<Directory "/opt/bitnami/apps/demo/htdocs"> Options +MultiViews +FollowSymLinks AllowOverride All <IfVersion < 2.3 > Order allow,deny Allow from all </IfVersion> <IfVersion >= 2.3> Require all granted </IfVersion> RewriteEngine On RewriteCond % !^/\.well-known RewriteRule ^index\.php$ - [S=1] RewriteCond % !-f RewriteCond % !-d RewriteRule . index.php [L] </Directory>
Step 3 - Tell Apache to use those files
In /opt/bitnami/apache2/conf/bitnami there is a bitnami-apps-vhosts.conf file. It is automatically included in the Apache configuration.

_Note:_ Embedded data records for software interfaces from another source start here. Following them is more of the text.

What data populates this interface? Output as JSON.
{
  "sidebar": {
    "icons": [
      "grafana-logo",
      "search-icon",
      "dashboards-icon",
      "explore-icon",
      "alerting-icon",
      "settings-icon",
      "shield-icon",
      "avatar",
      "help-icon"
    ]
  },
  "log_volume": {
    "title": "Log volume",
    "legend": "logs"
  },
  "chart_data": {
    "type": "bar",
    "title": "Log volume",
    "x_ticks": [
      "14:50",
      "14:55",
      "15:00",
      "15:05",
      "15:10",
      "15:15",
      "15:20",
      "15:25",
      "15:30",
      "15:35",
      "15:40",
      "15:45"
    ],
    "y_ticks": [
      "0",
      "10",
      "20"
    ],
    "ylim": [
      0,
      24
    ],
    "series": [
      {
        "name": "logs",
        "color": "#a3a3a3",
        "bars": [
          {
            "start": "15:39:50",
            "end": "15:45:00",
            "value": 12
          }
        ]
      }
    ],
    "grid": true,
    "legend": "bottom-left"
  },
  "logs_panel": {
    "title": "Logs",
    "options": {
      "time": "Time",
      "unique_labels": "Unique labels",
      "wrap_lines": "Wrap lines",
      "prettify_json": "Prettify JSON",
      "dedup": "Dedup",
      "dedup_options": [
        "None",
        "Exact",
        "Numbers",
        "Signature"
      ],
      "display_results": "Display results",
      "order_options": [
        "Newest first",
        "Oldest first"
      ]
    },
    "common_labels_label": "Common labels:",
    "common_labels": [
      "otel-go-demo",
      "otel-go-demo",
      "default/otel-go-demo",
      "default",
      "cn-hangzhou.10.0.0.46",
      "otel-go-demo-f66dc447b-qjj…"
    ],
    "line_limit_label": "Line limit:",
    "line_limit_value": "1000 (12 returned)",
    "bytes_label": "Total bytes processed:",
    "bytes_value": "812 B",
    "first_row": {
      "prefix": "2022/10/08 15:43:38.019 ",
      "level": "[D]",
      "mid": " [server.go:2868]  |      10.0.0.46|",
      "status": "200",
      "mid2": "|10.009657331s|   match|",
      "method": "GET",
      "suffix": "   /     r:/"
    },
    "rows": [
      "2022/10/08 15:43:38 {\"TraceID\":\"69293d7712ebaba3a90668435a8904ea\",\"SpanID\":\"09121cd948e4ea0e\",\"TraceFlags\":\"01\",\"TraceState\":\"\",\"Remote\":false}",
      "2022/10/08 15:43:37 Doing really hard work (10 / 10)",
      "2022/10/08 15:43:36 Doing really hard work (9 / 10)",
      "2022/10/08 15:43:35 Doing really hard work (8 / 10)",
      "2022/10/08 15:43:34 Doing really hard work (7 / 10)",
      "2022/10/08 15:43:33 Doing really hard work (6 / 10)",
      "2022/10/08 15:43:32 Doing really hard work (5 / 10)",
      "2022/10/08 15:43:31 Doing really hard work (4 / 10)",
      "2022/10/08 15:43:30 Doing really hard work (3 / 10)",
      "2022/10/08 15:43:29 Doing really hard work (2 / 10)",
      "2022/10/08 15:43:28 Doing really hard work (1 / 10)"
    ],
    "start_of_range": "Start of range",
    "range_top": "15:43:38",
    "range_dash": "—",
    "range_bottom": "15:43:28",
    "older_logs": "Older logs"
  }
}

All we have to do is add a line telling it to include our new httpd-vhosts.conf file. So we add…
…to the end of the file. It should look something like this:
# Bitnami applications installed in a Virtual Host Include "/opt/bitnami/apps/phpmyadmin/conf/httpd-vhosts.conf" Include "/opt/bitnami/apps/demo/conf/httpd-vhosts.conf"
Step 4 - Upload the WebAgent source code
I uploaded the WebAgent source code to the /home/bitnami/apps/demo/htdocs (also known as /opt/bitnami/apps/demo/htdocs)
Step 5 - Restart Apache
I opened a terminal session with my WebAgent_ssh.command script and run:
sudo /opt/bitnami/ctlscript.sh restart
This restarts all of the Bitnami services, including Apache, and may take a minute or two.
Step 6 - Update DNS
I go to my DNS service provider and I add “demo” to the webagentnavigator.com DNS zone, pointing it to the public IP address of the Bitnami EC2 instance.
HOST TTL TYPE IP demo 86400 IN A 126.96.36.199
And, BAM!, I can now open “http://demo.webagentnavigator.com” in my browser.
I repeated these steps for the other sub-domains I want running on this server - including “phone.webagentnavigator.com”.
WebAgent should be using SSL (https) when not running from a private network, so next up, I’ll write about generating keys and enabling SSL with Let’s Encrypt and the Bitnami HTTPS Configuration Tool.